Crouch, J.A., Carter, Z., Ismaiel, A., Roberts, J.A. 2017. The U.S. National Mall microbiome: A census of rhizosphere bacteria inhabiting landscape turf. Crop Science. 57:S341-S348.
Salgado-Salazar, C., Beirn, L.A., Ismaiel, A.A., Boehm, M.J., Carbone, I., Putnam, A.I., Tredway, L.P., Clarke, B.B., Crouch, J.A. 2018. Clarireedia: A new fungal genus comprising four pathogenic species responsible for dollar spot disease of turfgrass. Fungal Biology. 122(8):761-773.
Salgado-Salazar, C., LeBlanc, N., Ismaiel, A.A., Rivera, Y., Warfield, C., Crouch, J.A. 2018. Genetic variation of the pathogen causing impatiens downy mildew pre-dating and including 21st century epidemics on Impatiens walleriana. Plant Disease. 102(12):2411-2420.
Salgado-Salazar, C., Shishkoff, N., Daughtrey, M.L., Palmer, C., Crouch, J. 2018. Downy mildew: a serious disease threat to rose health worldwide. Plant Disease.
Wallace, E.C., Crouch, J.A. 2018. Downy mildew disease of New England aster (Symphyotrichum novae-angliae) caused by Basidiophora simplex in New York. Plant Disease. 102(11):2382.

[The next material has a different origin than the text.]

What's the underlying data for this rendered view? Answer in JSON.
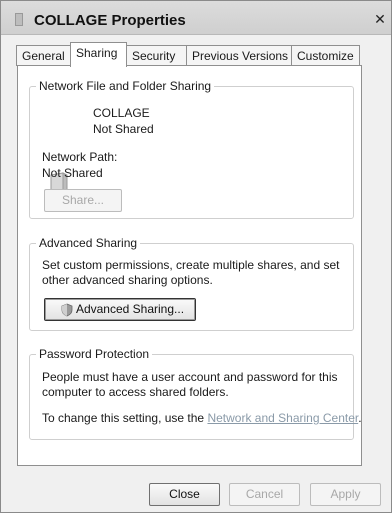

Zhang, N., Cai, G., Price, D.C., Crouch, J., Gladieux, P., Hillman, B., Khang, C.H., Lebrun, M., Lee, Y., Luo, J., Qiu, H., Veltri, D., Wisecarver, J.H., Zhu, J., Bhattacharya, D. 2018. Genome wide analysis of the transition to pathogenic lifestyles in Magnaporthales fungi. Scientific Reports. 8:5862.